Using little more than roots, shells, and paint, visionary artist Bessie Harvey assembled a diverse cast of figures that appeared vividly before her mind’s eye. Biblical characters, African ancestors, mythological creatures, and episodes from African American history materialized under her touch with equal intensity. Each reveals the richness of her imagination, the depth of her spirituality, and her extraordinary gifts as a storyteller.

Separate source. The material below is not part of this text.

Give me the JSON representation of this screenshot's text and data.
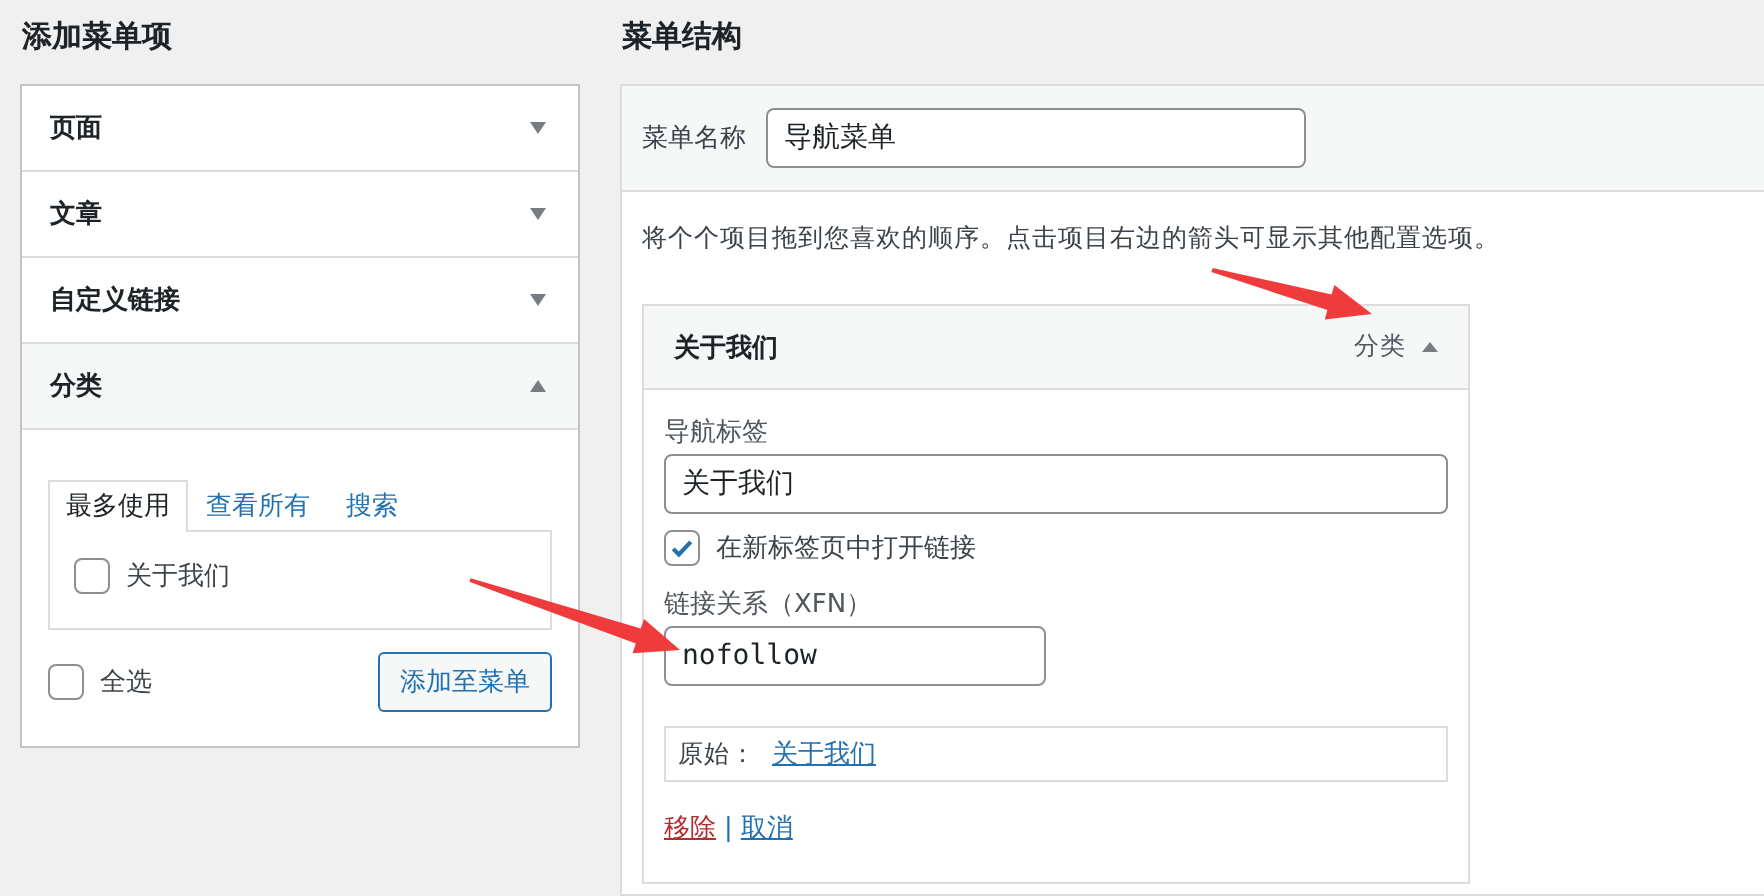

Born Bessie Ruth White on October 11, 1929, Harvey was the seventh of thirteen children born to Homer and Rosie Mae White in Dallas, Georgia. In her early twenties she moved to Tennessee, living briefly in Knoxville and then permanently in nearby Alcoa, where she secured a job with Blount Memorial Hospital in order to help provide for her children and grandchildren. Although aware of her own creative gifts as a child, Harvey did not devote her full-time energies to making art until in her late forties. Seeking solace from life’s challenges, she found strength and comfort in her faith and began to discern spirits in seemingly ordinary pieces of gnarled wood. Whorls and knots might indicate the eyes or a mouth of a biblical character just as an attenuated branch might suggest a serpent. In her makeshift basement studio, Harvey added paint, wood putty, shells, hair, cloth, and other items to each piece of wood in order to give vivid physical form to the spirit she perceived within. Her earliest creations tended to be small, simple figures decorated only with black paint, human hair, and shells or beads. Collectors began to recognize the raw expressive power of her strange, dark figures, and Harvey’s reputation soared by the early 1980s.
Troubled by local rumors that her work was the product of voodoo, Harvey one day in 1983 burned the contents of her studio. After a few weeks of self-reflection, however, she went back to work with the newfound realization that her sculptures were important messages from God to a troubled world. Her works became increasingly large, colorful, and elaborate and enriched by glitter, cloth, beads, and jewelry. She also embarked on a loosely autobiographical series, Africa in America, which she intended as a teaching tool for children in her community. By the time of her death in 1994, the series included more than twenty sculptural dioramas depicting the African American experience and race relations during and after the era of slavery. Unlike Harvey’s earlier spirit sculptures, the works in Africa in America are highly descriptive and can be seen as carefully planned episodes in an epic narrative. However, they too reflect the artist’s ability to transform ordinary materials into objects of uncommon aesthetic power infused with moral concepts of universal relevance.
Paul Arnett, ed. Souls Grown Deep: African American Vernacular Art of the South (2000); Stephen C. Wicks, Awakening the Spirits: Art by Bessie Harvey (1997)